* Kaaya dropped back to throw 20 times in this game and wasn't sacked. In fact, there was very little pressure. Part of that is the design of the game plan and part of it is how quickly Kaaya gets the ball out but some of the credit has to go to Miami's offensive line. They're still struggling to establish a certain level of physicality at the line of scrimmage in the running game but they're doing a very good job in pass pro. Because the starting unit was in until the end, it's still unclear which of the backups are the closest to challenging for a starting spot.
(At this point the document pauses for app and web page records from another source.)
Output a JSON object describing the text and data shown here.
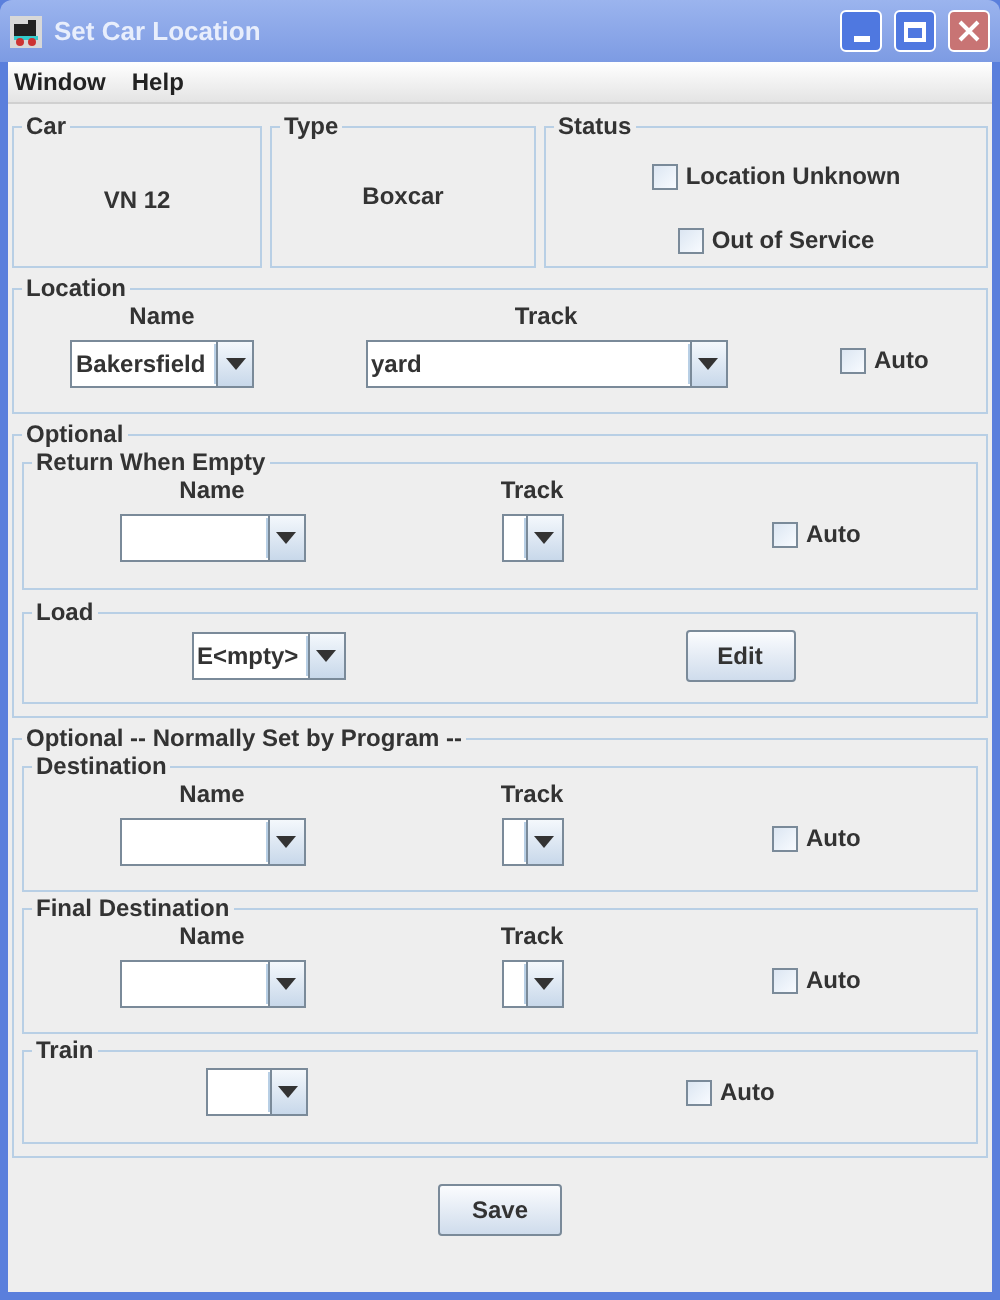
{
  "window": {
    "title": "Set Car Location"
  },
  "menu": [
    "Window",
    "Help"
  ],
  "car": {
    "label": "Car",
    "value": "VN 12"
  },
  "type": {
    "label": "Type",
    "value": "Boxcar"
  },
  "status": {
    "label": "Status",
    "options": [
      {
        "label": "Location Unknown",
        "checked": false
      },
      {
        "label": "Out of Service",
        "checked": false
      }
    ]
  },
  "location": {
    "label": "Location",
    "name_label": "Name",
    "name_value": "Bakersfield",
    "track_label": "Track",
    "track_value": "yard",
    "auto": {
      "label": "Auto",
      "checked": false
    }
  },
  "optional": {
    "label": "Optional",
    "return_when_empty": {
      "label": "Return When Empty",
      "name_label": "Name",
      "track_label": "Track",
      "auto": {
        "label": "Auto",
        "checked": false
      }
    },
    "load": {
      "label": "Load",
      "value": "E<mpty>",
      "edit_button": "Edit"
    }
  },
  "optional_program": {
    "label": "Optional -- Normally Set by Program --",
    "destination": {
      "label": "Destination",
      "name_label": "Name",
      "track_label": "Track",
      "auto": {
        "label": "Auto",
        "checked": false
      }
    },
    "final_destination": {
      "label": "Final Destination",
      "name_label": "Name",
      "track_label": "Track",
      "auto": {
        "label": "Auto",
        "checked": false
      }
    },
    "train": {
      "label": "Train",
      "auto": {
        "label": "Auto",
        "checked": false
      }
    }
  },
  "save_button": "Save"
}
* I was surprised that Georgia Tech, in a game in which they averaged 4.9 yards per carry, dropped back to throw the ball 23 times. It was encouraging to see Miami's defense play as well as they did on those 23 plays. They registered four sacks, caused a fumble, scored a touchdown, intercepted a pass, and broke up five others. Tech's longest completion went for just 14 yards. They completely disrupted the Yellow Jacket passing offense in this game.
* Trent Harris played the best game along the front four. His quickness and athleticism was simply too much for Tech's offensive line to handle. That's a big reason why he finished with seven tackles, three for loss, a sack, and a caused fumble that led to Miami's first defensive touchdown.
* Stats are often overrated, especially on defense, and Diaz mentioned last week that often times the guy who gets credit for the tackle often isn't the one making the best play. I'd have to go back and grade the film to get a closer look and Shaq Quarterman showed up in the stats but I continue to believe that Mike Pinckney is Miami's best freshman defender. I talked to a former UM coach who actually started recruiting Pinckney and he told me that Mike's a great kid and intensely competitive so his early success isn't a surprise. He has a nose for the football.
* GT wasn't going to threaten UM's secondary much in the passing game in this game but it was good to see Adrian Colbert return to the field after missing some time due to injury. He and Sheldrick Redwine are competing for that second cornerback spot. One of the problems I see with Florida State's offense this year is they lack proven playmakers on the perimeter but having Colbert back and healthy for that game will be huge for the Canes.
* Speaking of the secondary, I thought Jamal Carter played really well. He is used as a strong safety and could even drop down and play linebacker at times. He has that physical presence about him so the fact that he was around the ball and cracking heads as often as he was in this game is not a surprise.
* Bring on Florida State!!